**Dataset rows describing interfaces:**
:::

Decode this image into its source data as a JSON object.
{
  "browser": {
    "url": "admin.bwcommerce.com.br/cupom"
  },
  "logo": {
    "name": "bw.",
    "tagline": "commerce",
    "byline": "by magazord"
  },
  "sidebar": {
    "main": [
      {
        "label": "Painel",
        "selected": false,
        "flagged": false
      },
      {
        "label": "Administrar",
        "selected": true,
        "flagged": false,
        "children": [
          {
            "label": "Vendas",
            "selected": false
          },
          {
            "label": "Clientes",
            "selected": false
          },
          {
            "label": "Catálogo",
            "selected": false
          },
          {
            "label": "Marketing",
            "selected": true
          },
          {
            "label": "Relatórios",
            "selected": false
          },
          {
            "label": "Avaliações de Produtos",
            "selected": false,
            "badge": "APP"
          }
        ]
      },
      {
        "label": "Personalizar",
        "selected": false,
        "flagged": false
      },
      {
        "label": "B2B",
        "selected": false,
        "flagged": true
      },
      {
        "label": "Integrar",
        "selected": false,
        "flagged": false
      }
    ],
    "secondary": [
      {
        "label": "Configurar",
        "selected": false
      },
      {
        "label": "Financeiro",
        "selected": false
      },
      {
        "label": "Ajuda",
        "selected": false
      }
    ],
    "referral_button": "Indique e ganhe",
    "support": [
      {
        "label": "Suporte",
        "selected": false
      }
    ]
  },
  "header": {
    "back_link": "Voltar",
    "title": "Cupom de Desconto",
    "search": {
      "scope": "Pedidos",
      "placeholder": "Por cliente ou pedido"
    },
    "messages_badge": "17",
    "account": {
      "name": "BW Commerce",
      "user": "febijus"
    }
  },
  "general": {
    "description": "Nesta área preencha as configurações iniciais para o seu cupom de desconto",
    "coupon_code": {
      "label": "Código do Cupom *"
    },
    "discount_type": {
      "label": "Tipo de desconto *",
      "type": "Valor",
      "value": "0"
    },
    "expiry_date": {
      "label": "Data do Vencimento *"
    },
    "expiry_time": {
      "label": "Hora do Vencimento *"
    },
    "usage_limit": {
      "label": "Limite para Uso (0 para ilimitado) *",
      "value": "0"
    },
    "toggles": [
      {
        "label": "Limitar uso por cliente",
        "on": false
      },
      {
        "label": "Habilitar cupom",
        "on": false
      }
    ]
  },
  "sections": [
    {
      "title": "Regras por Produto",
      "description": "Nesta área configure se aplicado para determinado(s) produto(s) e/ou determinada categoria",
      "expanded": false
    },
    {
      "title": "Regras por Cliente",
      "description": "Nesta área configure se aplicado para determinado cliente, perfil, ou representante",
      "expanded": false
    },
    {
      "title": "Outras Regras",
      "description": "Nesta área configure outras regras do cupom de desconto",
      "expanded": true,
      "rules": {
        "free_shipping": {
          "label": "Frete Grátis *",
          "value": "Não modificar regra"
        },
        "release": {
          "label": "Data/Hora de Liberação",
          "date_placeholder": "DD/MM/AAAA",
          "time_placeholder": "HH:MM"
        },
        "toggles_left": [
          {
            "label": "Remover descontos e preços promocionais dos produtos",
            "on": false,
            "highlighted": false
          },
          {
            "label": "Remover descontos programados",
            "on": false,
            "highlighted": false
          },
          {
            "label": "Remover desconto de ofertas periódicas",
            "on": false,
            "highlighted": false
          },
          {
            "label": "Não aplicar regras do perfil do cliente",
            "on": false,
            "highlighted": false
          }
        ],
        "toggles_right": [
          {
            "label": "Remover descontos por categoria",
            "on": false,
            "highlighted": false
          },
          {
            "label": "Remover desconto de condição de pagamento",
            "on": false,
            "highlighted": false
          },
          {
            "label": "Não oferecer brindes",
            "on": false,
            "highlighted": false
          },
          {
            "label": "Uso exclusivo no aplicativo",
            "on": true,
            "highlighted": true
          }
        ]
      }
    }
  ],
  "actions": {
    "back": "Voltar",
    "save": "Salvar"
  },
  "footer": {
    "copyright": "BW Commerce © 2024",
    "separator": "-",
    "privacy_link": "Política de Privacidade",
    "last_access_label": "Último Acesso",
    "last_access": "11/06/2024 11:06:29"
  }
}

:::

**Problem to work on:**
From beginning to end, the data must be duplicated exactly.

**Result for this exercise:**
Decode this image into its source data as a JSON object.
{
  "browser": {
    "url": "admin.bwcommerce.com.br/cupom"
  },
  "logo": {
    "name": "bw.",
    "tagline": "commerce",
    "byline": "by magazord"
  },
  "sidebar": {
    "main": [
      {
        "label": "Painel",
        "selected": false,
        "flagged": false
      },
      {
        "label": "Administrar",
        "selected": true,
        "flagged": false,
        "children": [
          {
            "label": "Vendas",
            "selected": false
          },
          {
            "label": "Clientes",
            "selected": false
          },
          {
            "label": "Catálogo",
            "selected": false
          },
          {
            "label": "Marketing",
            "selected": true
          },
          {
            "label": "Relatórios",
            "selected": false
          },
          {
            "label": "Avaliações de Produtos",
            "selected": false,
            "badge": "APP"
          }
        ]
      },
      {
        "label": "Personalizar",
        "selected": false,
        "flagged": false
      },
      {
        "label": "B2B",
        "selected": false,
        "flagged": true
      },
      {
        "label": "Integrar",
        "selected": false,
        "flagged": false
      }
    ],
    "secondary": [
      {
        "label": "Configurar",
        "selected": false
      },
      {
        "label": "Financeiro",
        "selected": false
      },
      {
        "label": "Ajuda",
        "selected": false
      }
    ],
    "referral_button": "Indique e ganhe",
    "support": [
      {
        "label": "Suporte",
        "selected": false
      }
    ]
  },
  "header": {
    "back_link": "Voltar",
    "title": "Cupom de Desconto",
    "search": {
      "scope": "Pedidos",
      "placeholder": "Por cliente ou pedido"
    },
    "messages_badge": "17",
    "account": {
      "name": "BW Commerce",
      "user": "febijus"
    }
  },
  "general": {
    "description": "Nesta área preencha as configurações iniciais para o seu cupom de desconto",
    "coupon_code": {
      "label": "Código do Cupom *"
    },
    "discount_type": {
      "label": "Tipo de desconto *",
      "type": "Valor",
      "value": "0"
    },
    "expiry_date": {
      "label": "Data do Vencimento *"
    },
    "expiry_time": {
      "label": "Hora do Vencimento *"
    },
    "usage_limit": {
      "label": "Limite para Uso (0 para ilimitado) *",
      "value": "0"
    },
    "toggles": [
      {
        "label": "Limitar uso por cliente",
        "on": false
      },
      {
        "label": "Habilitar cupom",
        "on": false
      }
    ]
  },
  "sections": [
    {
      "title": "Regras por Produto",
      "description": "Nesta área configure se aplicado para determinado(s) produto(s) e/ou determinada categoria",
      "expanded": false
    },
    {
      "title": "Regras por Cliente",
      "description": "Nesta área configure se aplicado para determinado cliente, perfil, ou representante",
      "expanded": false
    },
    {
      "title": "Outras Regras",
      "description": "Nesta área configure outras regras do cupom de desconto",
      "expanded": true,
      "rules": {
        "free_shipping": {
          "label": "Frete Grátis *",
          "value": "Não modificar regra"
        },
        "release": {
          "label": "Data/Hora de Liberação",
          "date_placeholder": "DD/MM/AAAA",
          "time_placeholder": "HH:MM"
        },
        "toggles_left": [
          {
            "label": "Remover descontos e preços promocionais dos produtos",
            "on": false,
            "highlighted": false
          },
          {
            "label": "Remover descontos programados",
            "on": false,
            "highlighted": false
          },
          {
            "label": "Remover desconto de ofertas periódicas",
            "on": false,
            "highlighted": false
          },
          {
            "label": "Não aplicar regras do perfil do cliente",
            "on": false,
            "highlighted": false
          }
        ],
        "toggles_right": [
          {
            "label": "Remover descontos por categoria",
            "on": false,
            "highlighted": false
          },
          {
            "label": "Remover desconto de condição de pagamento",
            "on": false,
            "highlighted": false
          },
          {
            "label": "Não oferecer brindes",
            "on": false,
            "highlighted": false
          },
          {
            "label": "Uso exclusivo no aplicativo",
            "on": true,
            "highlighted": true
          }
        ]
      }
    }
  ],
  "actions": {
    "back": "Voltar",
    "save": "Salvar"
  },
  "footer": {
    "copyright": "BW Commerce © 2024",
    "separator": "-",
    "privacy_link": "Política de Privacidade",
    "last_access_label": "Último Acesso",
    "last_access": "11/06/2024 11:06:29"
  }
}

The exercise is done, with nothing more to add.